It was supposed to be a national referendum on an unpopular President, with Republican triumphs almost certain in most toss-up Senate races, including North Carolina.
Yet millions of social conversations between Tar Heel state voters, candidates, and big money special interest groups on Twitter provide compelling clues as to why Democratic Senator Kay Hagan maintains a sliver of a lead over her Republican opponent, the statehouse Speaker Thom Tillis.
How will that viral influence impact the outcome November 4?
For its partner CQ-Roll Call, Verifeed pointed its powerful social search and pattern recognition algorithms at understanding what issues were resonating with voters, who was influencing and amplifying sentiment, and how opinions were changing over time.
It’s education, stupid!
Back in early August, Verifeed found that growing public anger about education spending cuts passed by the GOP-controlled state legislature was resonating on Twitter with growing numbers of North Carolinians.
Democrats and well-funded surrogates were dominating the conversation – so much so that Speaker Tillis and Republicans were completely absent from the education debate on Twitter until late September when Karl Rove’s Crossroads GPS and the Koch Brothers’ Americans for Prosperity entered the fray.
Even then, Sen. Hagan was influencing more than 10 times the voters on public schools and teachers pay, issues more likely to boost turnout among traditional Democratic voters.

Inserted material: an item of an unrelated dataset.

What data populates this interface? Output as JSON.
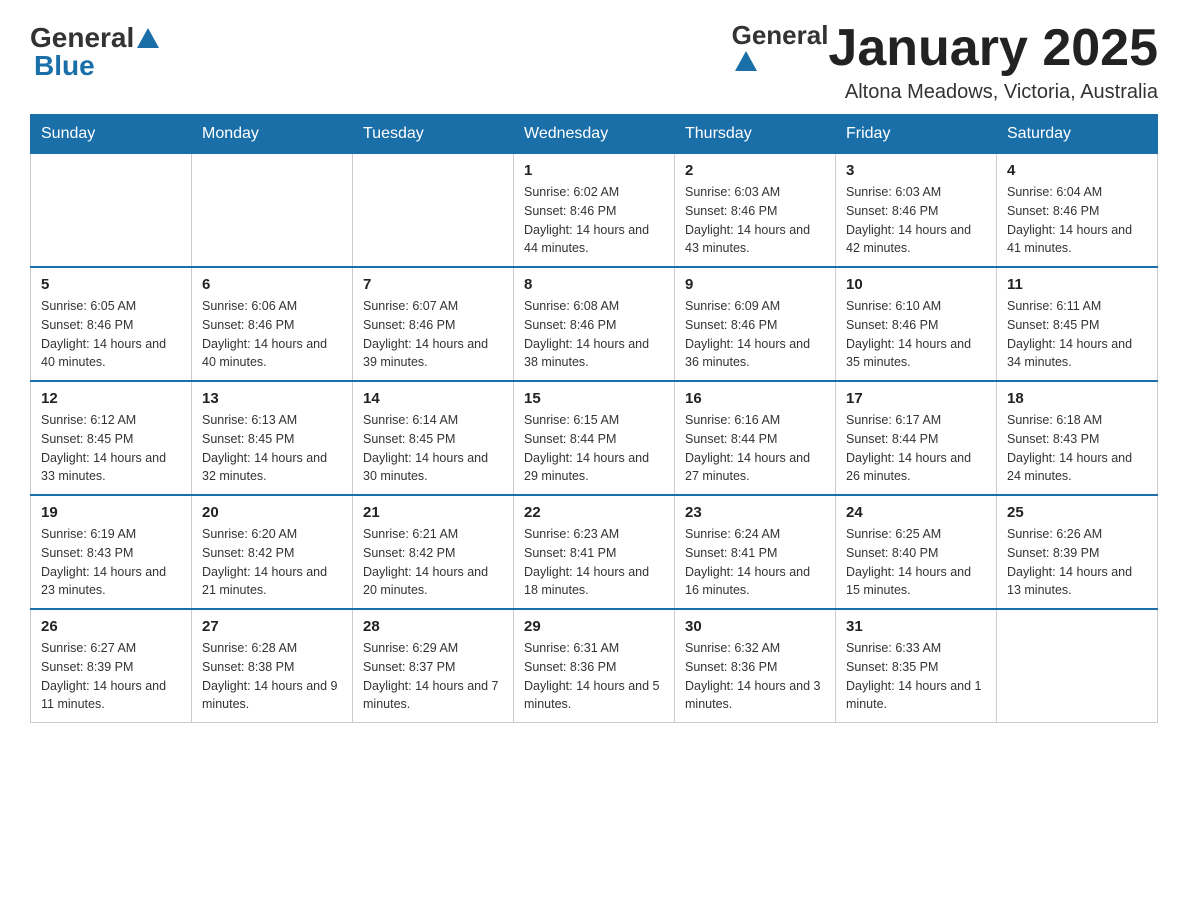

Her Tweets were shared hundreds of times by 72 unique amplifiers to engage 218,568 voters, while Tillis engaged just 14 to reach 19,106.

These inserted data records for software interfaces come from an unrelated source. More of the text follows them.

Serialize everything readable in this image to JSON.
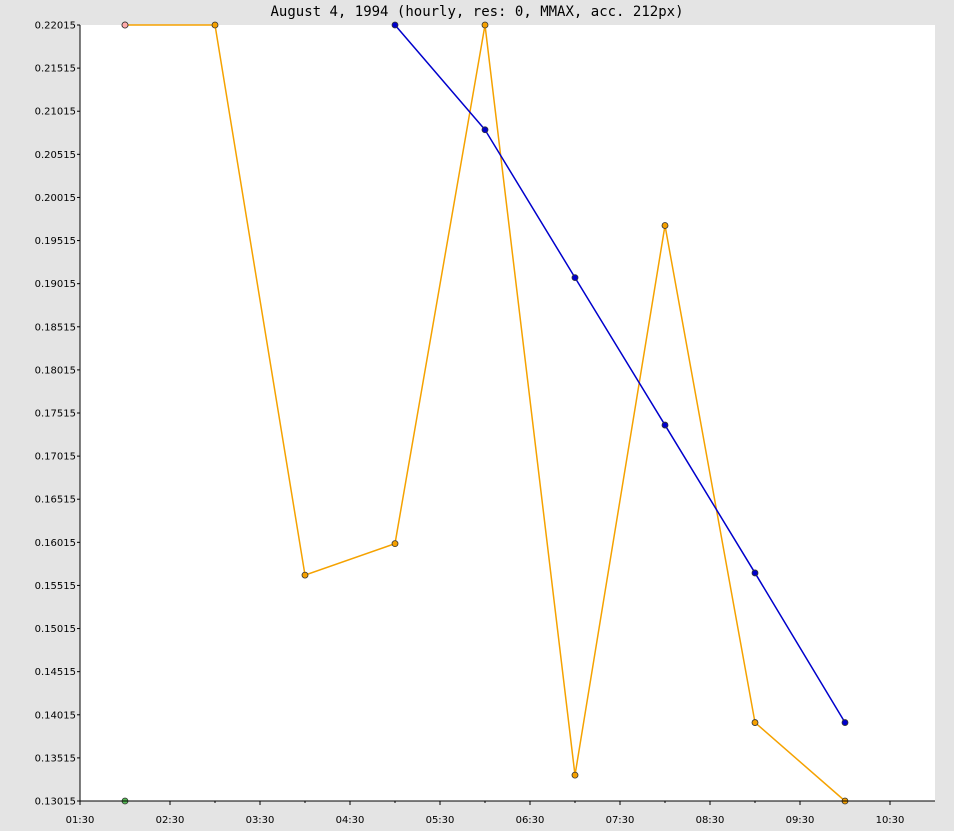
{
  "chart_data": {
    "type": "line",
    "title": "August 4, 1994 (hourly, res: 0, MMAX, acc. 212px)",
    "xlabel": "",
    "ylabel": "",
    "x_tick_labels": [
      "01:30",
      "02:30",
      "03:30",
      "04:30",
      "05:30",
      "06:30",
      "07:30",
      "08:30",
      "09:30",
      "10:30"
    ],
    "x_tick_hours": [
      1.5,
      2.5,
      3.5,
      4.5,
      5.5,
      6.5,
      7.5,
      8.5,
      9.5,
      10.5
    ],
    "xlim": [
      1.5,
      11.0
    ],
    "y_tick_labels": [
      "0.13015",
      "0.13515",
      "0.14015",
      "0.14515",
      "0.15015",
      "0.15515",
      "0.16015",
      "0.16515",
      "0.17015",
      "0.17515",
      "0.18015",
      "0.18515",
      "0.19015",
      "0.19515",
      "0.20015",
      "0.20515",
      "0.21015",
      "0.21515",
      "0.22015"
    ],
    "ylim": [
      0.13015,
      0.22015
    ],
    "grid": false,
    "legend": "none",
    "series": [
      {
        "color": "#f5a200",
        "marker_fill": "#f5a000",
        "x": [
          2,
          3,
          4,
          5,
          6,
          7,
          8,
          9,
          10
        ],
        "y": [
          0.22015,
          0.22015,
          0.15635,
          0.16,
          0.22015,
          0.13315,
          0.1969,
          0.13925,
          0.13015
        ]
      },
      {
        "color": "#0000cc",
        "marker_fill": "#0000cc",
        "x": [
          5,
          6,
          7,
          8,
          9,
          10
        ],
        "y": [
          0.22015,
          0.208,
          0.19085,
          0.17375,
          0.1566,
          0.13925
        ]
      }
    ],
    "extra_points": [
      {
        "x": 2,
        "y": 0.22015,
        "fill": "#ffaaaa"
      },
      {
        "x": 2,
        "y": 0.13015,
        "fill": "#55bb55"
      }
    ]
  }
}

Republicans, meanwhile, had focused almost exclusively on criticizing Sen. Hagan for “Obamacare’. The top 20 healthcare influencers are all Republican, and these 20 activists and PACs engaged 2,289,064 people on health in the four weeks through October 15. That was a drop of 23% on the previous month suggesting the GOP strategy in tying Sen. Hagan to ‘Obamacare’ had then reached its limits, and will not change voter opinion at this stage or be a deciding factor in the election.

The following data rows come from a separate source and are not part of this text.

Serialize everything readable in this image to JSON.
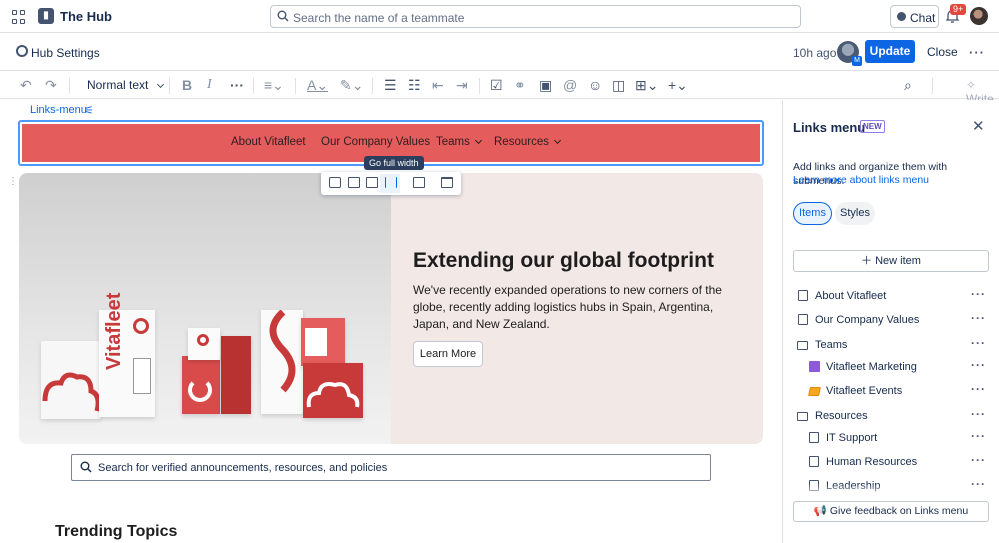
{
  "topbar": {
    "app_title": "The Hub",
    "search_placeholder": "Search the name of a teammate",
    "chat_label": "Chat",
    "notification_count": "9+"
  },
  "subbar": {
    "settings_label": "Hub Settings",
    "last_edited": "10h ago",
    "update_label": "Update",
    "close_label": "Close"
  },
  "toolbar": {
    "text_style": "Normal text",
    "write_label": "Write"
  },
  "canvas": {
    "links_menu_label": "Links-menu",
    "menu_items": [
      {
        "label": "About Vitafleet",
        "has_submenu": false
      },
      {
        "label": "Our Company Values",
        "has_submenu": false
      },
      {
        "label": "Teams",
        "has_submenu": true
      },
      {
        "label": "Resources",
        "has_submenu": true
      }
    ],
    "menu_color": "#e55c5c",
    "tooltip": "Go full width",
    "hero": {
      "title": "Extending our global footprint",
      "description": "We've recently expanded operations to new corners of the globe, recently adding logistics hubs in Spain, Argentina, Japan, and New Zealand.",
      "button_label": "Learn More",
      "brand_text": "Vitafleet",
      "background": "#f2e8e6"
    },
    "search_placeholder": "Search for verified announcements, resources, and policies",
    "section_heading": "Trending Topics"
  },
  "panel": {
    "title": "Links menu",
    "new_badge": "NEW",
    "description": "Add links and organize them with submenus.",
    "learn_link": "Learn more about links menu",
    "tabs": {
      "items": "Items",
      "styles": "Styles"
    },
    "new_item_label": "New item",
    "items": [
      {
        "label": "About Vitafleet",
        "icon": "page-icon"
      },
      {
        "label": "Our Company Values",
        "icon": "page-icon"
      },
      {
        "label": "Teams",
        "icon": "submenu-icon"
      },
      {
        "label": "Vitafleet Marketing",
        "icon": "purple-space-icon"
      },
      {
        "label": "Vitafleet Events",
        "icon": "yellow-space-icon"
      },
      {
        "label": "Resources",
        "icon": "submenu-icon"
      },
      {
        "label": "IT Support",
        "icon": "page-icon"
      },
      {
        "label": "Human Resources",
        "icon": "page-icon"
      },
      {
        "label": "Leadership",
        "icon": "page-icon"
      }
    ],
    "feedback_label": "Give feedback on Links menu"
  }
}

The Ebola Wildcard
In early October Republicans turned their campaign focus to President Obama’s uncertain and uneven response to Ebola and ISIS, in particular attempting on Twitter to capitalize on growing public fears on these threats.
On Twitter in North Carolina, Republicans engaged more people on Ebola than any other issue – engaging 1,550 unique amplifiers to reach 3.4 million people with Tweets criticizing Sen. Hagan for her initial opposition to a ban on flights from West Africa. That’s more than 10 times the people Republicans engaged on education and three times those they engaged on the economy.
Tweets from Speaker Tillis talked more about Ebola than any other issue (and Republicans were tagging just about every Tweet with the #ebola hashtag). Sen. Hagan continued to focus on education, the economy and ‘get out the vote’ efforts – and by October 25, engagement around Ebola Tweets had tailed off.
Noise Vs. Resonance
Republicans in North Carolina continue to be far “noisier” than Democrats on Twitter.
A relatively small, but very active, cadre of GOP party bosses and workers, Tea Party activists and Super PACs such as Karl Rove’s Crossroads GPS and AFPNC, tweeted at a much higher volume than their Democratic counterparts and numerically engaged more people.
The top 10 GOP influencers actively engaged 4,450 unique amplifiers to reach 13,981,055 people, while the top 10 Democratic influencers, by contrast, engaged less than half the unique amplifiers (2,030) and while a 204% jump on the previous month, actively engaged 4,588,673 people.
At first blush, this appears to suggest the Republicans gaining ground on Democrats in a very close race.
However, GOP ‘amplification’ as measured by re-tweets, mentions and changing conversation sentiment, continued to be confined largely within their own ranks. In other words, Tweets from the GOP and Republican candidate, Tea Party activists, and Republican PACs were largely being shared or re-tweeted by the very same people doing the original Tweeting.
So while Republicans reached and engaged more people, these people tended to be already committed to the cause.
Democrats, though reaching smaller numbers on Twitter, have been engaging proportionally more people beyond their own ranks – and may, with resonance on education – explain why Sen. Hagan remains on average two points ahead in current polling.
Early Voting & Voter Registration
Midterm election results often depend on who is most successful ‘getting out the vote’ when it matters, and Democratic influence and amplification on the topic of early voting, voter registration and controversial GOP efforts to restrict both, far outpaces the GOP on all other issues barring Ebola.
Democratic influencers on Twitter engaged 3,159,499 people with pleas to vote early, compared to the GOP’s 412,113.
A unique amplifier is an individual who shares (or re-tweets) an influencer’s Tweet more than once. An influencer starts and changes conversations; their impact is measured by the viral “amplification” of their Tweets (measured by re-tweets and mentions) as well as number and growth of followers.
Verifeed continues to monitor each party’s resonance on Twitter as Election Day approaches to understand the extent to which these conversation patterns are predictive of the ultimate outcome.